Recent additions in the workforce management, scheduling, and time and attendance category reflect and seek to address these headaches. The SnapShyft Marketplace from Snapshyft comprises a mobile app and SaaS platform for staffing on-the-fly. Prospective employees, including servers and kitchen personnel, sign up to find opportunities. Restaurant operators then harness the app or platform to find healthy workers with immediate availability.

Similarly,  ADP Marketplace provides a one-stop digital HR storefront that allows employers to build what the company calls a “customized HCM ecosystem,” with access to more than 493 solutions from 240-plus partners. Operators can try, buy, and implement solutions for time keeping and learning management (along with financial wellness). All solutions seamlessly integrate with the entire ADP platform, paving the way for data-sharing across HR solutions, says Neema Ardebili, ADP’s director of global franchise.

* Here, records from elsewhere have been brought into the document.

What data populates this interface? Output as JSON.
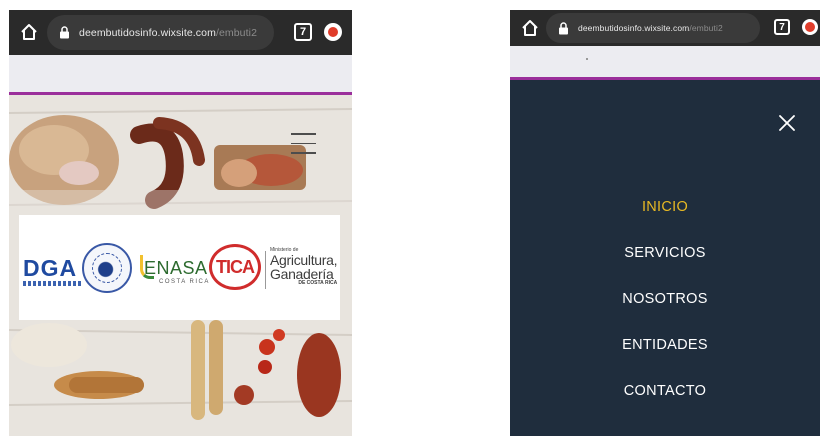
{
  "left_phone": {
    "browser": {
      "url_domain": "deembutidosinfo.wixsite.com",
      "url_path": "/embuti2",
      "tab_count": "7",
      "icons": [
        "home-icon",
        "lock-icon",
        "tabs-icon",
        "extension-icon"
      ]
    },
    "logos": {
      "dga": "DGA",
      "senasa": "ENASA",
      "senasa_sub": "COSTA RICA",
      "tica": "TICA",
      "agri_ministry": "Ministerio de",
      "agri_line1": "Agricultura,",
      "agri_line2": "Ganadería",
      "agri_country": "DE COSTA RICA"
    }
  },
  "right_phone": {
    "browser": {
      "url_domain": "deembutidosinfo.wixsite.com",
      "url_path": "/embuti2",
      "tab_count": "7"
    },
    "menu": [
      {
        "label": "INICIO",
        "active": true
      },
      {
        "label": "SERVICIOS",
        "active": false
      },
      {
        "label": "NOSOTROS",
        "active": false
      },
      {
        "label": "ENTIDADES",
        "active": false
      },
      {
        "label": "CONTACTO",
        "active": false
      }
    ],
    "colors": {
      "panel": "#1f2d3d",
      "active": "#e8b923",
      "accent_line": "#9b2f9b"
    }
  }
}
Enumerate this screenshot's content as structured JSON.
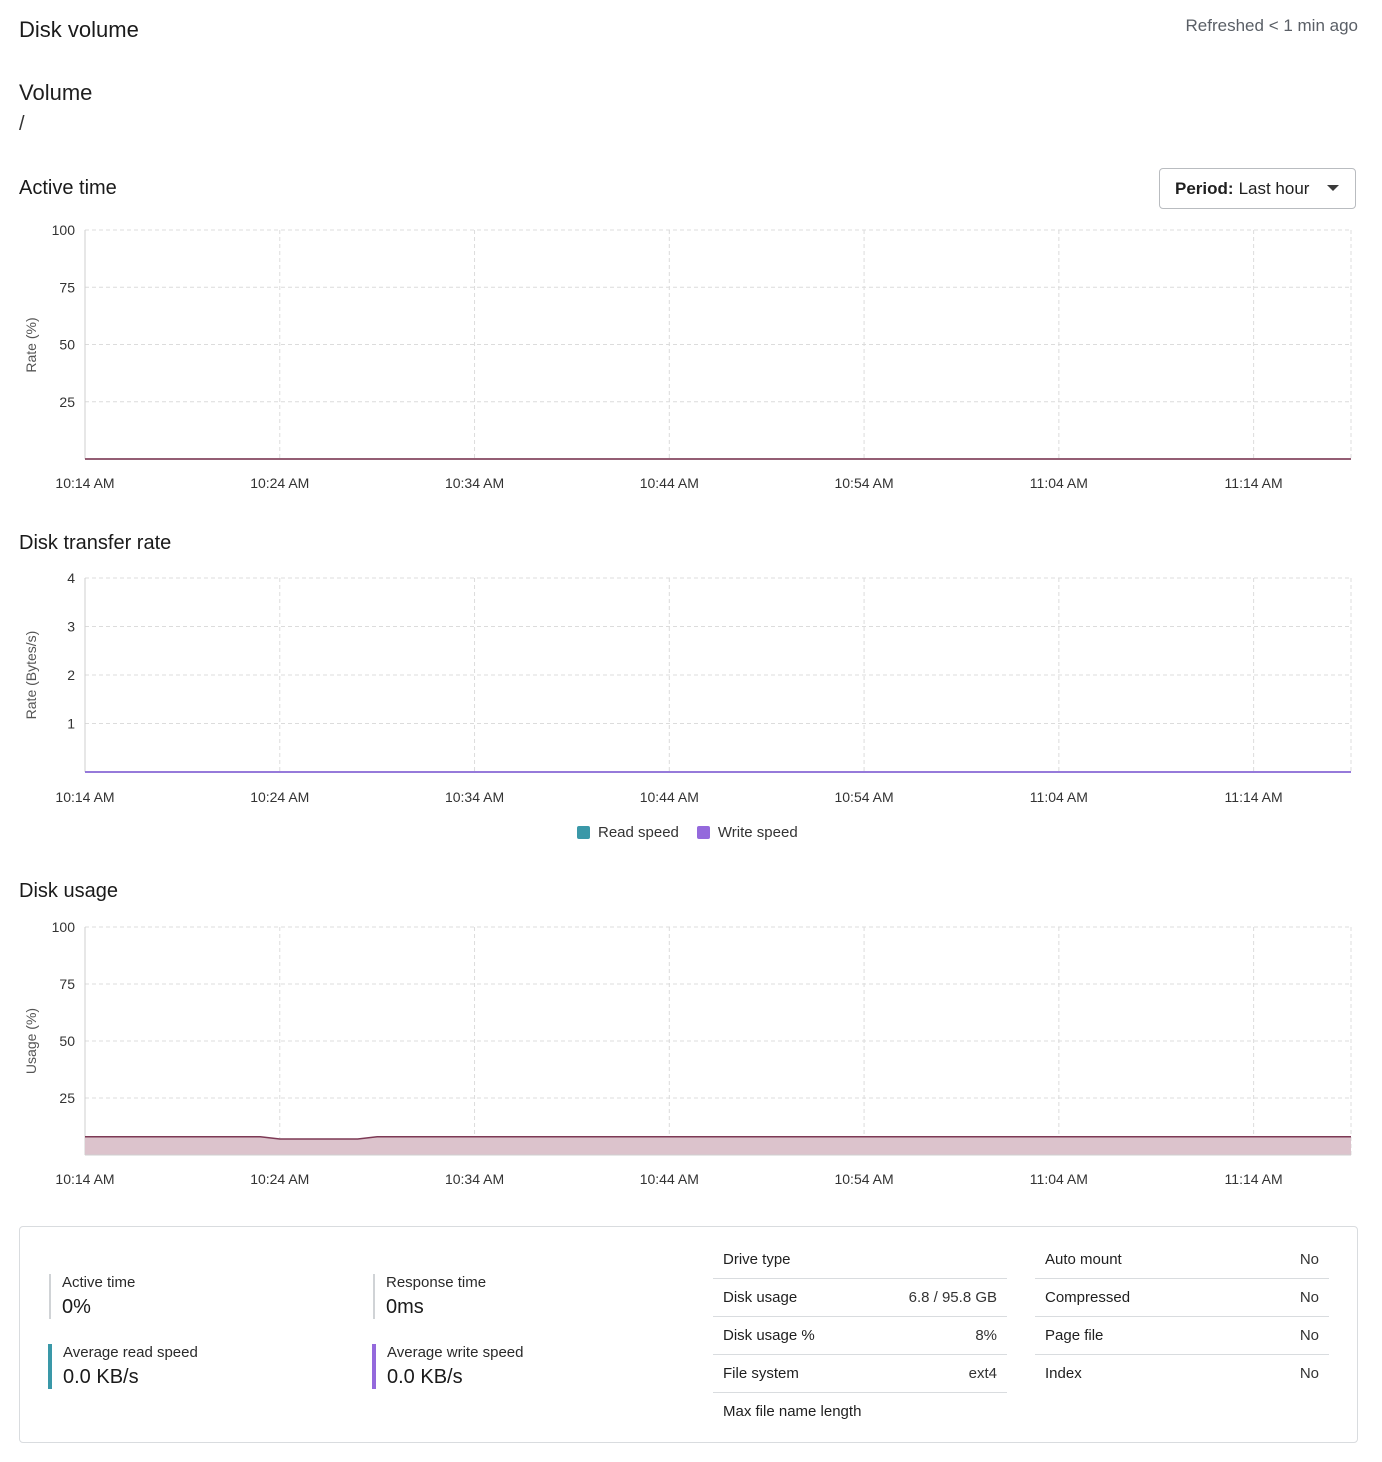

Several vendors are addressing the need to keep employees safe (including by eliminating the need to physically touch potentially contaminated time clocks) and, in some cases, to train staff on safety protocols and enforce best practices. ADP now offers the ADP Time Kiosk App, which lets employees use facial recognition technology to identify themselves as they clock in and out and voice commands to initiate or end shifts and take breaks. Managers can stagger shifts and breaks to avoid employee “crowding” and harness an analytics function to look for patterns in employee absences that may indicate an outbreak.

An app from OpenSimSim allows staff to clock in and out of shifts on their own mobile device. Employees who fall ill can be automatically unassigned from shifts for a set period, and managers can check the app for available replacement employees. The app also has a messaging feature that managers can use to communicate with and remind employees about the latest hygiene practices and government regulations.

Newer time-and-attendance tools can also be leveraged to assess employees’ health before they begin their shifts. In addition to built-in alerts that make it easier to plan schedules in accordance with weather conditions (e.g,, scheduling fewer employees when heavy snow is in the forecast) SynergySuite’s Clocking app has an optional integrated health assessment feature. If the feature is activated, employees cannot clock in until they have passed a mandatory health assessment. ADP and OpenSimSim solutions have a similar feature (OpenSimSim’s version incorporates a mandatory temperature check). The latter also has a tracking capability that allows managers to track which employees have undergone and completed COVID-19 training and, if needed, to automatically block any employee who has not done so from the pool of available staff members.


In yet another twist on the back office, workforce management platforms are being combined with other functionalities in an “all-in-one” approach. Restaurant365 has expanded the feature-set of its cloud-based restaurant management offering, which combines key restaurant modules with an accounting backbone. A Profitability Report enhancement analyzes trending sales and expense data to determine which of a restaurant chain’s locations will show a profit, break even, or lose money during a specific period. The Order Mode Profitability Dashboard reports profitability by service type and delivery provider (e.g., DoorDash vs. Uber Eats); users get a clear view of on- and off-premise performance and can drill down to the menu item level to identify their most and least profitable menu items by segment.

Meanwhile, a Smart Labor component optimizes labor usage by creating custom labor models. Operators can see pre-populated, intelligent labor recommendations for each hour directly on the scheduler. An editable manager log task list with daily activities appears on the Health and Sanitation Checklist.

Similarly, Kronos’ Workforce Dimensions From Kronos Incorporated offering consolidates key workforce management functionalities while allowing restaurant operators to integrate solutions that are critical to their individual business--such as learning tools, communications tools, guest satisfaction surveys, back-office solutions, POS, and others. This way, restaurants experience zero technology disruption, according to the company.